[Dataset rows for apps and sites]
******************************
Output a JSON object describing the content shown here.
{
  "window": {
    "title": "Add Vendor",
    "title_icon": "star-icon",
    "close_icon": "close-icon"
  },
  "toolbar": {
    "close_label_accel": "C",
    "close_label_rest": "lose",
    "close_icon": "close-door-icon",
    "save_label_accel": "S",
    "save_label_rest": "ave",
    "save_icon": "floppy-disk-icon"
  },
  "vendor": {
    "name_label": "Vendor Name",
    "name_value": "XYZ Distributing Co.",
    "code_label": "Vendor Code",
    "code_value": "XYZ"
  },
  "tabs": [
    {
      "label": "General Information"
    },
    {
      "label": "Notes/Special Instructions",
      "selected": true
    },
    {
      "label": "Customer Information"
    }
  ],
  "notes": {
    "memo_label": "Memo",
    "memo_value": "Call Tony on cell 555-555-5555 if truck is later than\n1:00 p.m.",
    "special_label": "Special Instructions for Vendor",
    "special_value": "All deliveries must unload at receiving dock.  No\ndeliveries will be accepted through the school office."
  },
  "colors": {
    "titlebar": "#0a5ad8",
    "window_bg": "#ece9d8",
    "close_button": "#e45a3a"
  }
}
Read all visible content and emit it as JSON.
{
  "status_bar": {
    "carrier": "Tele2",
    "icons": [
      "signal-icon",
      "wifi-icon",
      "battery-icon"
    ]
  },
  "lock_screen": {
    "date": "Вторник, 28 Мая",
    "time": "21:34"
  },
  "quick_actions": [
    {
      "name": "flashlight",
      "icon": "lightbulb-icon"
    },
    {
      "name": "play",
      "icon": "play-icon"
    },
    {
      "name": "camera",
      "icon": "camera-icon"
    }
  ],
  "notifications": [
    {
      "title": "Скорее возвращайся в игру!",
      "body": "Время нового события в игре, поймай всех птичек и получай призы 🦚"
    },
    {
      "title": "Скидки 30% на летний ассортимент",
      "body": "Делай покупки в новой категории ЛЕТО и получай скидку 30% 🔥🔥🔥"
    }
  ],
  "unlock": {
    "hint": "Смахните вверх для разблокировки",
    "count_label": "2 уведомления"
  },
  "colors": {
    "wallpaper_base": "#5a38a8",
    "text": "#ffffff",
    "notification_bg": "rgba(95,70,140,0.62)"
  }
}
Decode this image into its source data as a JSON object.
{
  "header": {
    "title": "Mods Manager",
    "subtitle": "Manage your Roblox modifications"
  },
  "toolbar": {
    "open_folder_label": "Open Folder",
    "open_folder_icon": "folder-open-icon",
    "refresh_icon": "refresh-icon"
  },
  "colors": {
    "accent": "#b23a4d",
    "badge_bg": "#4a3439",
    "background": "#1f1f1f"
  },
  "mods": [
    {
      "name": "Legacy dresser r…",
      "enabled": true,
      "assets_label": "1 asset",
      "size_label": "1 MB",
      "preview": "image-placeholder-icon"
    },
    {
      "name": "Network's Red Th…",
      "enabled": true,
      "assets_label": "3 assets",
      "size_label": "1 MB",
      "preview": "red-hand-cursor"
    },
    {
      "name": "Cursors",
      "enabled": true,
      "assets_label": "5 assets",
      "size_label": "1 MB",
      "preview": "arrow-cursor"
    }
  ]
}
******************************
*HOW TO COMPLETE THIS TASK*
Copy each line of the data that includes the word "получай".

*TASK RESPONSE*
      "body": "Время нового события в игре, поймай всех птичек и получай призы 🦚"
      "body": "Делай покупки в новой категории ЛЕТО и получай скидку 30% 🔥🔥🔥"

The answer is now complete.